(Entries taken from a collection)
━━━━━━━━━━━━━━━━━━━━━━━━━━━━━━
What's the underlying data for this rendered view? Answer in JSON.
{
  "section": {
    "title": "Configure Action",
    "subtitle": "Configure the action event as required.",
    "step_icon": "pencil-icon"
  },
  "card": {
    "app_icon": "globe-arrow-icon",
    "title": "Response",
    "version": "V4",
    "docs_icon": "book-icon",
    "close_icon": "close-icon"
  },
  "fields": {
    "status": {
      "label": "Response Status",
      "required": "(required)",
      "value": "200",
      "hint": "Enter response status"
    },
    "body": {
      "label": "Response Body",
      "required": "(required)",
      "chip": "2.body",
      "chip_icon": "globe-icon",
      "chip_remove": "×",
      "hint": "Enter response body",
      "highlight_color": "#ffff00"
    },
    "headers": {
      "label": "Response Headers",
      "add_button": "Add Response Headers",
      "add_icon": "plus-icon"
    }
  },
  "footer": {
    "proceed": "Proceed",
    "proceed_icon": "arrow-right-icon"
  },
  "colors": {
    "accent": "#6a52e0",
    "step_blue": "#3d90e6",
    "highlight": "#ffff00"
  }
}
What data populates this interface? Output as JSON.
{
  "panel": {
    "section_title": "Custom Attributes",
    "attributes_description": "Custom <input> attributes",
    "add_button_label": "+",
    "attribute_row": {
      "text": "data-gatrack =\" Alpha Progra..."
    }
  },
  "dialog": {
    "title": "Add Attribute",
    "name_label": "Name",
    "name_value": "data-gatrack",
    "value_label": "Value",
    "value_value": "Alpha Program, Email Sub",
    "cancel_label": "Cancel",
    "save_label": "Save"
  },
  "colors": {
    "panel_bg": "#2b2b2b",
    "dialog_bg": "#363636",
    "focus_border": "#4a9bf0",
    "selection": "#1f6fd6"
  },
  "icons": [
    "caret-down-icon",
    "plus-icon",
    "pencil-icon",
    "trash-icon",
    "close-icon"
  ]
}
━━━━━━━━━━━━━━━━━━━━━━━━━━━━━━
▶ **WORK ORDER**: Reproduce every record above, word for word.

▶ **YOUR RESPONSE**:
What's the underlying data for this rendered view? Answer in JSON.
{
  "section": {
    "title": "Configure Action",
    "subtitle": "Configure the action event as required.",
    "step_icon": "pencil-icon"
  },
  "card": {
    "app_icon": "globe-arrow-icon",
    "title": "Response",
    "version": "V4",
    "docs_icon": "book-icon",
    "close_icon": "close-icon"
  },
  "fields": {
    "status": {
      "label": "Response Status",
      "required": "(required)",
      "value": "200",
      "hint": "Enter response status"
    },
    "body": {
      "label": "Response Body",
      "required": "(required)",
      "chip": "2.body",
      "chip_icon": "globe-icon",
      "chip_remove": "×",
      "hint": "Enter response body",
      "highlight_color": "#ffff00"
    },
    "headers": {
      "label": "Response Headers",
      "add_button": "Add Response Headers",
      "add_icon": "plus-icon"
    }
  },
  "footer": {
    "proceed": "Proceed",
    "proceed_icon": "arrow-right-icon"
  },
  "colors": {
    "accent": "#6a52e0",
    "step_blue": "#3d90e6",
    "highlight": "#ffff00"
  }
}
What data populates this interface? Output as JSON.
{
  "panel": {
    "section_title": "Custom Attributes",
    "attributes_description": "Custom <input> attributes",
    "add_button_label": "+",
    "attribute_row": {
      "text": "data-gatrack =\" Alpha Progra..."
    }
  },
  "dialog": {
    "title": "Add Attribute",
    "name_label": "Name",
    "name_value": "data-gatrack",
    "value_label": "Value",
    "value_value": "Alpha Program, Email Sub",
    "cancel_label": "Cancel",
    "save_label": "Save"
  },
  "colors": {
    "panel_bg": "#2b2b2b",
    "dialog_bg": "#363636",
    "focus_border": "#4a9bf0",
    "selection": "#1f6fd6"
  },
  "icons": [
    "caret-down-icon",
    "plus-icon",
    "pencil-icon",
    "trash-icon",
    "close-icon"
  ]
}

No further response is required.